(Stored data)

● ● ● ● ● ● ●

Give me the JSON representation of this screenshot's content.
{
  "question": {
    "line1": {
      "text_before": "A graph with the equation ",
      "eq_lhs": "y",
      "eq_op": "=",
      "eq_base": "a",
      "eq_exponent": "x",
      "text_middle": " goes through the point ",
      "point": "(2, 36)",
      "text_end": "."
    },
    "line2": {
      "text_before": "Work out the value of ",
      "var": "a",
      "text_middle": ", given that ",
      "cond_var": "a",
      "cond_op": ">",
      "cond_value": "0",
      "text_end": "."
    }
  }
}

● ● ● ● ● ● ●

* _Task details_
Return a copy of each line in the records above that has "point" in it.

* _Response box_
      "text_middle": " goes through the point ",
      "point": "(2, 36)",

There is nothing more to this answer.